DATA PROVIDED: Begin

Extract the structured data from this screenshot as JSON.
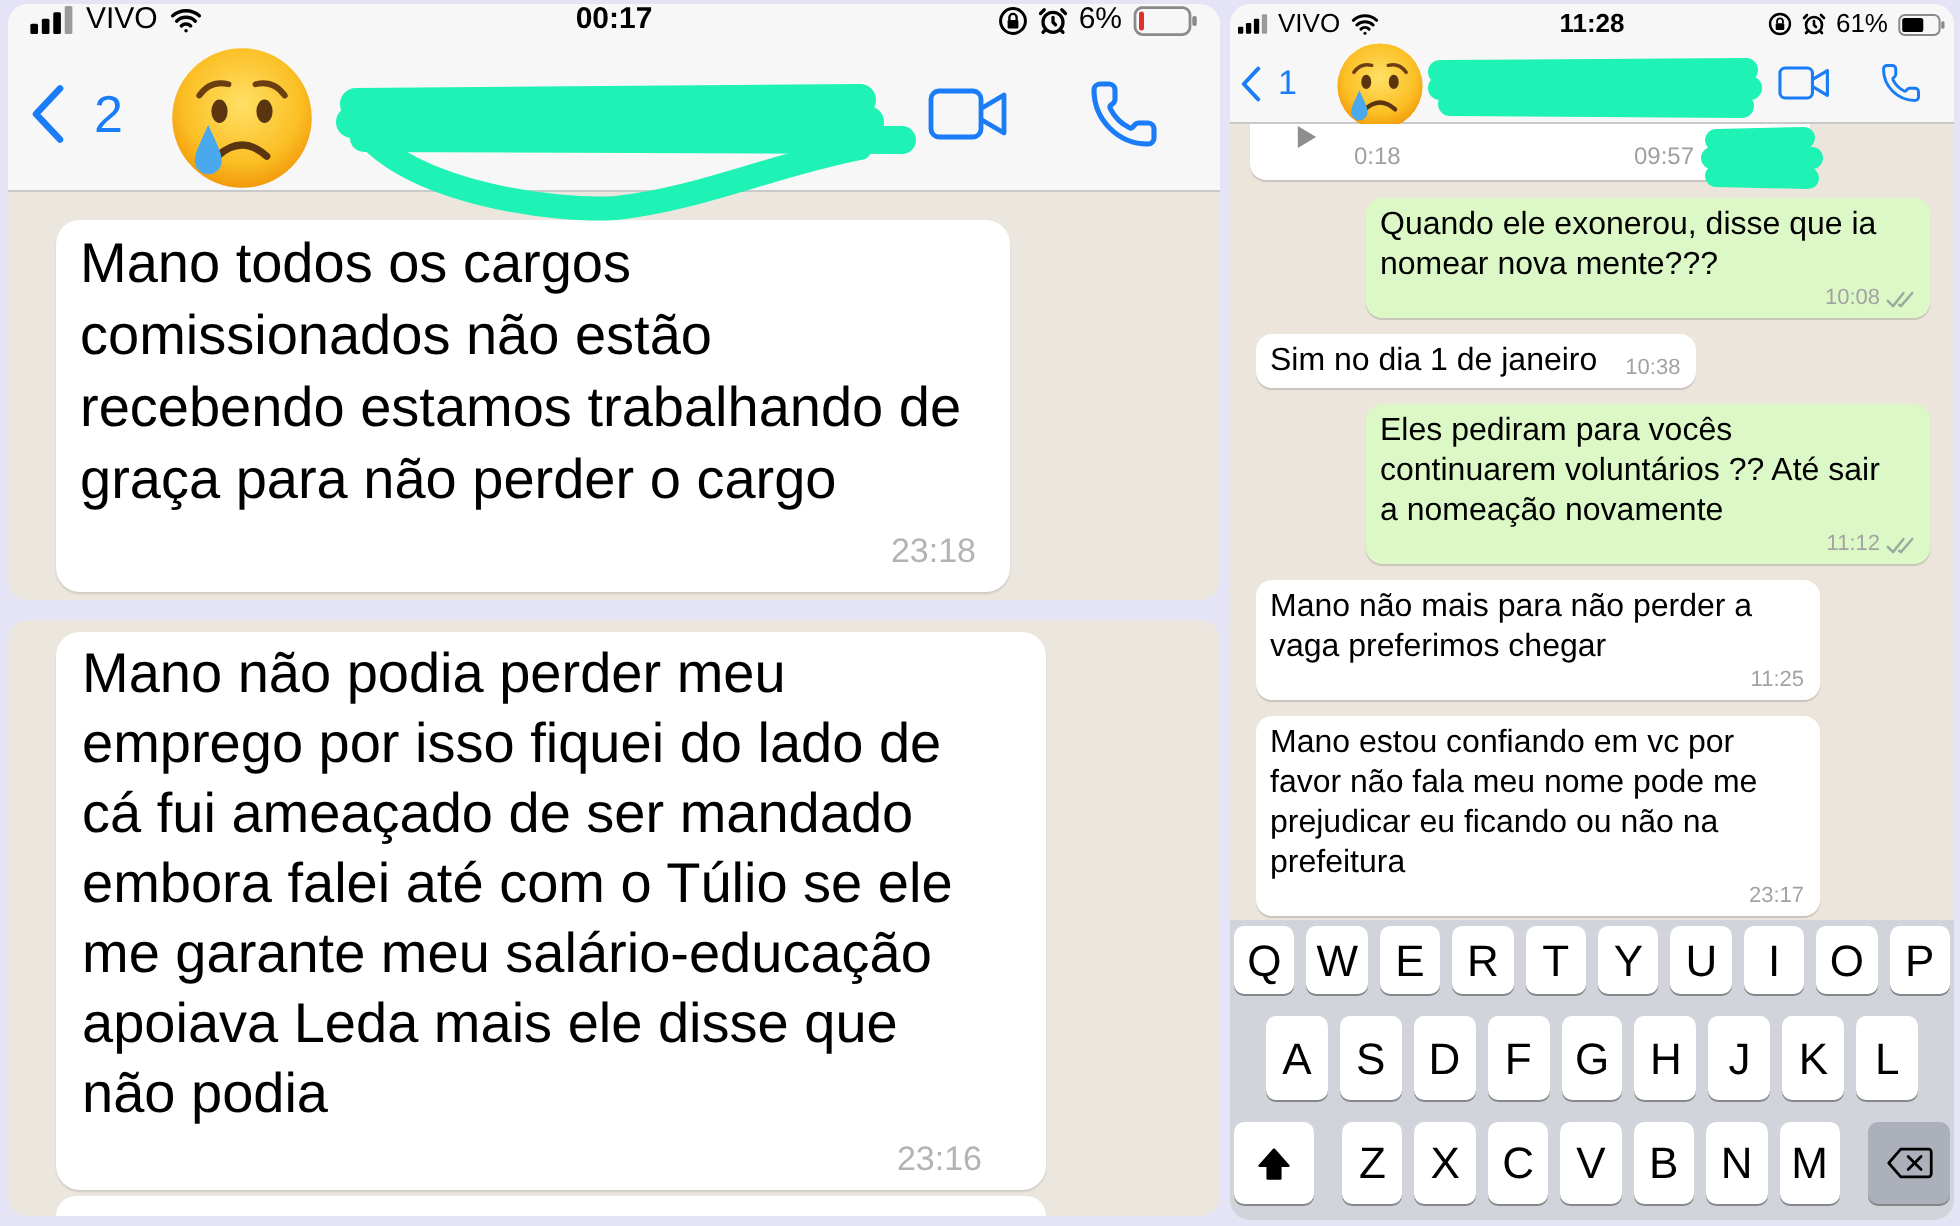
{
  "left_top": {
    "status_bar": {
      "carrier": "VIVO",
      "time": "00:17",
      "battery": "6%"
    },
    "header": {
      "back_count": "2"
    },
    "messages": [
      {
        "kind": "received",
        "text": "Mano todos os cargos comissionados não estão recebendo estamos trabalhando de graça para não perder o cargo",
        "time": "23:18"
      }
    ]
  },
  "left_bottom": {
    "messages": [
      {
        "kind": "received",
        "text": "Mano não podia perder meu emprego por isso fiquei do lado de cá fui ameaçado de ser mandado embora falei até com o Túlio se ele me garante meu salário-educação apoiava Leda mais ele disse que não podia",
        "time": "23:16"
      }
    ]
  },
  "right": {
    "status_bar": {
      "carrier": "VIVO",
      "time": "11:28",
      "battery": "61%"
    },
    "header": {
      "back_count": "1"
    },
    "voice_note": {
      "duration": "0:18",
      "time": "09:57"
    },
    "messages": [
      {
        "kind": "sent",
        "text": "Quando ele exonerou, disse que ia nomear nova mente???",
        "time": "10:08",
        "read": false
      },
      {
        "kind": "received",
        "text": "Sim no dia 1 de janeiro",
        "time": "10:38"
      },
      {
        "kind": "sent",
        "text": "Eles pediram para vocês continuarem voluntários ?? Até sair a nomeação novamente",
        "time": "11:12",
        "read": false
      },
      {
        "kind": "received",
        "text": "Mano não mais para não perder a vaga preferimos chegar",
        "time": "11:25"
      },
      {
        "kind": "received",
        "text": "Mano estou confiando em vc por favor não fala meu nome pode me prejudicar eu ficando ou não na prefeitura",
        "time": "23:17"
      }
    ],
    "keyboard": {
      "shift_on": true,
      "rows": [
        [
          "Q",
          "W",
          "E",
          "R",
          "T",
          "Y",
          "U",
          "I",
          "O",
          "P"
        ],
        [
          "A",
          "S",
          "D",
          "F",
          "G",
          "H",
          "J",
          "K",
          "L"
        ],
        [
          "Z",
          "X",
          "C",
          "V",
          "B",
          "N",
          "M"
        ]
      ]
    }
  }
}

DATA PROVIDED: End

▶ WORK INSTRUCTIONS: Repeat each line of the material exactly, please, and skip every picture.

▶ EXERCISE ANSWER:
Extract the structured data from this screenshot as JSON.
{
  "left_top": {
    "status_bar": {
      "carrier": "VIVO",
      "time": "00:17",
      "battery": "6%"
    },
    "header": {
      "back_count": "2"
    },
    "messages": [
      {
        "kind": "received",
        "text": "Mano todos os cargos comissionados não estão recebendo estamos trabalhando de graça para não perder o cargo",
        "time": "23:18"
      }
    ]
  },
  "left_bottom": {
    "messages": [
      {
        "kind": "received",
        "text": "Mano não podia perder meu emprego por isso fiquei do lado de cá fui ameaçado de ser mandado embora falei até com o Túlio se ele me garante meu salário-educação apoiava Leda mais ele disse que não podia",
        "time": "23:16"
      }
    ]
  },
  "right": {
    "status_bar": {
      "carrier": "VIVO",
      "time": "11:28",
      "battery": "61%"
    },
    "header": {
      "back_count": "1"
    },
    "voice_note": {
      "duration": "0:18",
      "time": "09:57"
    },
    "messages": [
      {
        "kind": "sent",
        "text": "Quando ele exonerou, disse que ia nomear nova mente???",
        "time": "10:08",
        "read": false
      },
      {
        "kind": "received",
        "text": "Sim no dia 1 de janeiro",
        "time": "10:38"
      },
      {
        "kind": "sent",
        "text": "Eles pediram para vocês continuarem voluntários ?? Até sair a nomeação novamente",
        "time": "11:12",
        "read": false
      },
      {
        "kind": "received",
        "text": "Mano não mais para não perder a vaga preferimos chegar",
        "time": "11:25"
      },
      {
        "kind": "received",
        "text": "Mano estou confiando em vc por favor não fala meu nome pode me prejudicar eu ficando ou não na prefeitura",
        "time": "23:17"
      }
    ],
    "keyboard": {
      "shift_on": true,
      "rows": [
        [
          "Q",
          "W",
          "E",
          "R",
          "T",
          "Y",
          "U",
          "I",
          "O",
          "P"
        ],
        [
          "A",
          "S",
          "D",
          "F",
          "G",
          "H",
          "J",
          "K",
          "L"
        ],
        [
          "Z",
          "X",
          "C",
          "V",
          "B",
          "N",
          "M"
        ]
      ]
    }
  }
}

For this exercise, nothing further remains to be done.